Exercise directions — What you return must be the lines of the data that hold the word "size".

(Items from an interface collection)
+===+
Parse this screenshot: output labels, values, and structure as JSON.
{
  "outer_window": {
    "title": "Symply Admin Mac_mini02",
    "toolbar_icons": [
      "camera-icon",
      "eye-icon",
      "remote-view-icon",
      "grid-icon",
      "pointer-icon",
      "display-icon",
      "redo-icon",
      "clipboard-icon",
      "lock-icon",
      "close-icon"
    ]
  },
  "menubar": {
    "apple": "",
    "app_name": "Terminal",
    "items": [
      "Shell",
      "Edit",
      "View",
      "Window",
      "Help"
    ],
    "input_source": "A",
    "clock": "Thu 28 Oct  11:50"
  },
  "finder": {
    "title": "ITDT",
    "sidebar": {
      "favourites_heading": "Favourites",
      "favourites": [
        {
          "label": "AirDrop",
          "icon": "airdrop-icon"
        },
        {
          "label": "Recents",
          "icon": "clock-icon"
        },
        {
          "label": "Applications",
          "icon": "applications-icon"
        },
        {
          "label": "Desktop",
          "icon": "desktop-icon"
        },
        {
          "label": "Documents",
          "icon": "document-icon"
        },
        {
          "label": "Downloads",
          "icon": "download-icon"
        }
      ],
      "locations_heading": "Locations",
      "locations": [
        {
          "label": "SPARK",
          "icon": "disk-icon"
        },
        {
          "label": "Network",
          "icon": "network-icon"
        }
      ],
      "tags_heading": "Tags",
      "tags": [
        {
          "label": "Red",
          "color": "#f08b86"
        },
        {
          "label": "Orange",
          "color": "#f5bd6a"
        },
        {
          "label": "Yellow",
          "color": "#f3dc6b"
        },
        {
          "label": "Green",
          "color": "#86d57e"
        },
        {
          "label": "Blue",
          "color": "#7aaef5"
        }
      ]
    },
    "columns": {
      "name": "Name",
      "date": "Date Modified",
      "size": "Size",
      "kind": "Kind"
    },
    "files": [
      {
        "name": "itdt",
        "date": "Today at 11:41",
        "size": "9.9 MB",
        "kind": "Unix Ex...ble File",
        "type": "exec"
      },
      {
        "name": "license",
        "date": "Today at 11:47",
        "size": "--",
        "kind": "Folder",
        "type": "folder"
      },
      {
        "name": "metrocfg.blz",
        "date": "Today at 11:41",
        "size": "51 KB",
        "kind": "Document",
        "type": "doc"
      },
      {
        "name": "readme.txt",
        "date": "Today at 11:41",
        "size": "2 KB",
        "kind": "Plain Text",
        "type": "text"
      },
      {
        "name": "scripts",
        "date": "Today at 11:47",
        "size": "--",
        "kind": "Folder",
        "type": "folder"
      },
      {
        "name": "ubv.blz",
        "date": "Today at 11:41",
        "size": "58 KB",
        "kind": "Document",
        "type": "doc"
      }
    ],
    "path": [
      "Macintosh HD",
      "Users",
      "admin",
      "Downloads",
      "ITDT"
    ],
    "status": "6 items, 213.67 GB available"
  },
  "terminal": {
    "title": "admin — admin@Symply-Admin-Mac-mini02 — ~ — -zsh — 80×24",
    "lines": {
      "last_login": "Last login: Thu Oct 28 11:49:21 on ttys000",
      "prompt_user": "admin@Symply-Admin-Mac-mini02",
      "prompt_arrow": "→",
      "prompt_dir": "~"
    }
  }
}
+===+
Answer section —
      "size": "Size",
        "size": "9.9 MB",
        "size": "--",
        "size": "51 KB",
        "size": "2 KB",
        "size": "--",
        "size": "58 KB",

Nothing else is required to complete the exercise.